Vernon Madison v. Alabama
In the Vernon Madison v. Alabama case the Supreme Court of the US ruled that executing someone who cannot understand the reason for their execution violates the ratio legis of the 8th Amendment to the US Constitution's ban on "cruel and unusual punishment".
A federal appeals court found that Mr. Madison, who was scheduled for execution in 2016, was incompetent to be executed because he had no rational understanding of the crime for which he was convicted.
The legal question, then on whether someone who can't remember committing a crime is nonetheless capable of "understanding the reason" for their execution is more constricted than the more philosophical and general question which is can someone who can't remember performing a given act be genuinely morally responsible for that act?
Locke argued that if you can't remember performing a given act, then you are literally not the same person as the person who performed that act.
So according to Locke, Madison is not, now, morally responsible for the murder, since he is not even the same person as the murderer, and hence does not deserve to be punished for it.
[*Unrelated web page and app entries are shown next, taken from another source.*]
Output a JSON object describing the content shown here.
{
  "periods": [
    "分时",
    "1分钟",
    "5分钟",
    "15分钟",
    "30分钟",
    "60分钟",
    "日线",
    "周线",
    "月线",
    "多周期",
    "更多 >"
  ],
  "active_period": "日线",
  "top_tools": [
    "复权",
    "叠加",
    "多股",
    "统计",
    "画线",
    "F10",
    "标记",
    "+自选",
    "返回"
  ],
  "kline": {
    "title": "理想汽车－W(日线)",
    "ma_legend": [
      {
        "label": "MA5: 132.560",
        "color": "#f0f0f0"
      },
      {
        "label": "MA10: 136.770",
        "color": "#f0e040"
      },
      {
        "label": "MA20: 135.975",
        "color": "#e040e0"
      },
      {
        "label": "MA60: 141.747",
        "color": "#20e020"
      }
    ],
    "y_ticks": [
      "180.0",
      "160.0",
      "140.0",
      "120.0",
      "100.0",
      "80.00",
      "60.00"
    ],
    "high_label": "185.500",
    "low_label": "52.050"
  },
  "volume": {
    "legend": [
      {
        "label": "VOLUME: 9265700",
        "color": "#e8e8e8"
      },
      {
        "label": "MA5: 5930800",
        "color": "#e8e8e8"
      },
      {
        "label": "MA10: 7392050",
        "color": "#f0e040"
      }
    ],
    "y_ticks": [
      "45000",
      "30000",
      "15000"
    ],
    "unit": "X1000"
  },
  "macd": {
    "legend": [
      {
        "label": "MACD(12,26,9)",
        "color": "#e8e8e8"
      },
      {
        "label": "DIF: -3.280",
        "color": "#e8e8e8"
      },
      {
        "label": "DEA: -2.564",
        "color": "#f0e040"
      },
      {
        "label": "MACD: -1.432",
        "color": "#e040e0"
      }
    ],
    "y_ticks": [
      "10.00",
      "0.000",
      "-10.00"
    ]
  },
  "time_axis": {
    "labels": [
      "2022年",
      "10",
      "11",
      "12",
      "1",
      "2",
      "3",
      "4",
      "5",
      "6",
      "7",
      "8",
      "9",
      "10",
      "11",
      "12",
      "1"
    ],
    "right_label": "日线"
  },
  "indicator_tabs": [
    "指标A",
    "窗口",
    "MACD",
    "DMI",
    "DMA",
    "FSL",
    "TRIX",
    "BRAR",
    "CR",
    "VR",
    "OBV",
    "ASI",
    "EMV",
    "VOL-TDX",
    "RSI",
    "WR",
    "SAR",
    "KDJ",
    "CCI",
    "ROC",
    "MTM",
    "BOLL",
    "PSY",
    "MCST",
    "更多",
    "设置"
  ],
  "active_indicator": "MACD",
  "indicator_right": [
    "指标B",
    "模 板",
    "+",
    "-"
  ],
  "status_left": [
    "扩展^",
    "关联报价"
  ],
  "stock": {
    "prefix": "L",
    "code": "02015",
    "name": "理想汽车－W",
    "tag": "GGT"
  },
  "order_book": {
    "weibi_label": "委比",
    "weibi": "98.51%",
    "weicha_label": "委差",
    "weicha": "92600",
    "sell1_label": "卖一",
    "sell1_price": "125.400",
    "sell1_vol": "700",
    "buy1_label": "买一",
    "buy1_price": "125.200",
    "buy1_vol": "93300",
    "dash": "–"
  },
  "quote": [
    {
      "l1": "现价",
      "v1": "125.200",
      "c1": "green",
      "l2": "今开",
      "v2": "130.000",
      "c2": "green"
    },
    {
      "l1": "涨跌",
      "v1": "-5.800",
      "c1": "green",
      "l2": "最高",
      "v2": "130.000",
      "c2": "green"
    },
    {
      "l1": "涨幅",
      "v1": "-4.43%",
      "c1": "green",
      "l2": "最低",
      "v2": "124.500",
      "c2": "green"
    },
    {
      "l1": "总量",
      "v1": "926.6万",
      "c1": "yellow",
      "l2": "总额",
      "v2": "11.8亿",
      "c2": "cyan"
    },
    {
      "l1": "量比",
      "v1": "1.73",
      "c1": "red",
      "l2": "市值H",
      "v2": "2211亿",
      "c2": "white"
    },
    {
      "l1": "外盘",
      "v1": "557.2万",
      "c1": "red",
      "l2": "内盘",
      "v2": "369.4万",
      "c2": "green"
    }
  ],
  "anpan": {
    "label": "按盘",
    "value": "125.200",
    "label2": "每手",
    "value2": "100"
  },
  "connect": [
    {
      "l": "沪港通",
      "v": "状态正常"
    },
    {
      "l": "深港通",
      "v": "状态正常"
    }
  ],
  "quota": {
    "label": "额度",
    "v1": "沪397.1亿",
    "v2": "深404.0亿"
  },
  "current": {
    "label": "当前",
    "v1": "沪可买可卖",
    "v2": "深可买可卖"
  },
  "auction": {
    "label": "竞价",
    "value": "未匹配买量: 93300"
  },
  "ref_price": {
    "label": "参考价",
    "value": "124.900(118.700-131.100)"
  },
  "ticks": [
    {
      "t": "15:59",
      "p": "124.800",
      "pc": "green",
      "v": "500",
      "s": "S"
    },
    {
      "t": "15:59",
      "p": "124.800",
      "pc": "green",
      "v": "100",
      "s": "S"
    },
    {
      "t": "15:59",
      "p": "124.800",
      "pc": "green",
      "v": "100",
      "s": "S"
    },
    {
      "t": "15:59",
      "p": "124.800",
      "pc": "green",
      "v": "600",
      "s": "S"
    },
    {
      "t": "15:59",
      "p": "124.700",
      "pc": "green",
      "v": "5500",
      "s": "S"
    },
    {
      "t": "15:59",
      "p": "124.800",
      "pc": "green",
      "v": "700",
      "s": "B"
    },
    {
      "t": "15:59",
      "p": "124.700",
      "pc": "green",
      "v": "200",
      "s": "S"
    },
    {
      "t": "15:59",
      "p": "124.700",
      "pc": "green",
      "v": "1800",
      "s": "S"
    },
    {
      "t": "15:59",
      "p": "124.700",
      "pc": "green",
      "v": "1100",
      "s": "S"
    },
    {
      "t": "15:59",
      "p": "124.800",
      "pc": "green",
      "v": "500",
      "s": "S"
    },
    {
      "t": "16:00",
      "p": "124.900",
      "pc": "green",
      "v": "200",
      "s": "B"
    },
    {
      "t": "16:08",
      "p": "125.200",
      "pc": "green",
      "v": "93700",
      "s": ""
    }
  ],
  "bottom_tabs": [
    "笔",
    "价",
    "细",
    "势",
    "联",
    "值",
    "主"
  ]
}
Though the Supreme Court doesn't go so far as Locke I think the philosophical argument still packs a decent punch and can be used in the court of law by criminal defense lawyers.